As the number of people who need organs goes up, the number of donors has plateaued, meaning we need to find new solutions. Dr. Doris Taylor and her team’s answer: custom-building organs from cadavers.
Could Cadaver Organs Save Your Life?
Published: November 6, 2018
Onscreen: Could we ever custom-build healthy organs on demand?
Doris A. Taylor, MD: As the number of people who need organs goes up, the number of donors has plateaued. What that means is we had to find new solutions.
Onscreen: Dr. Doris Taylor is trying to rejuvenate dead organs taken from cadavers.
Taylor: We take an organ, a cadaveric organ that couldn’t otherwise be used for transplant. And we strip that organ of its cells by using a detergent or other solution to basically wash those cells out of the existing organ scaffold. And what’s left is what we call the extracellular matrix.

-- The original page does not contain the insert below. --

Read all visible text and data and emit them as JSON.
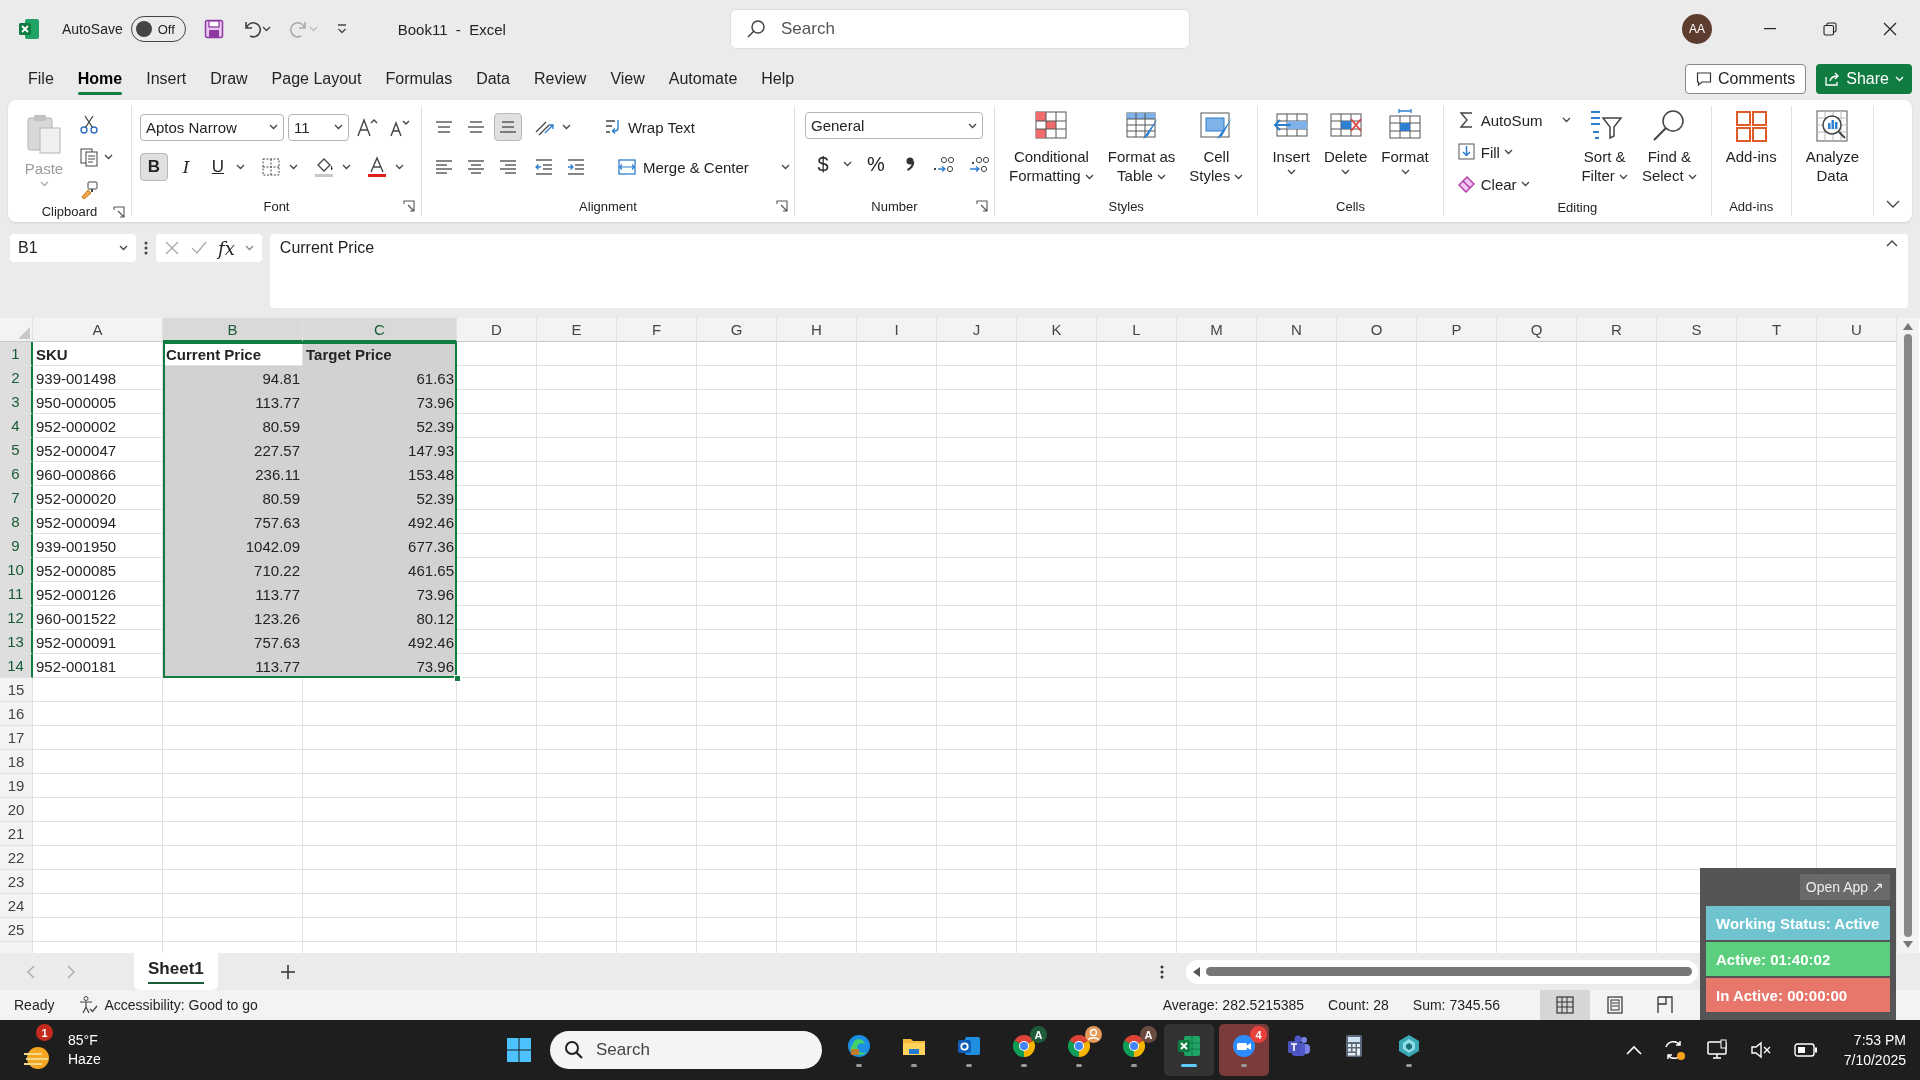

When you wash the cells out, what you have left is that underlying framework where the cells sit that looks like heart, looks like a liver, looks like a kidney because it is a heart, a kidney, a liver framework.
Onscreen: This is a heart stripped down to its protein scaffolding. Next, the team adds stem cells that could come from a patient's own body.
Taylor: Stem cells are simply cells that can do two things. They can make more of themselves, self-renew. And they can differentiate or become different kinds of cells.
Onscreen: As they move into the organ framework, the stem cells transform.
Taylor: Those stem cells seem to get cues from that matrix about where to go and what to become. There are biologic cues in there that say, oh, I should be a muscle cell here. I should be a blood vessel here. I should be an artery here and a vein here. And we can put cells in and have them migrate to the right place.
Good, good. Turn it just -- yes, yes, nice.
Onscreen: These organs are not ready for human transplant, but Taylor believes organs by design could someday save thousands of lives. Her team is also trying to build lungs, livers, and kidneys.
Taylor: What we’re talking about is potentially having off-the-shelf tissues. They’re, they’re two pieces to that that are revolutionary. One, we can potentially build an organ; two, we can build an organ that matches their body because as you know, when you get a transplant you’re essentially trading your original disease for another disease, which is fighting rejection for the rest of your life. I’ll be happy when we do our first clinical trial; I’ll be happier when there are enough organs for patients who need them.
Directed by: Niobe Thompson
Produced for NOVA by: Elizabeth Arledge
Digital Producer: Arlo Perez
© WGBH Educational Foundation 2018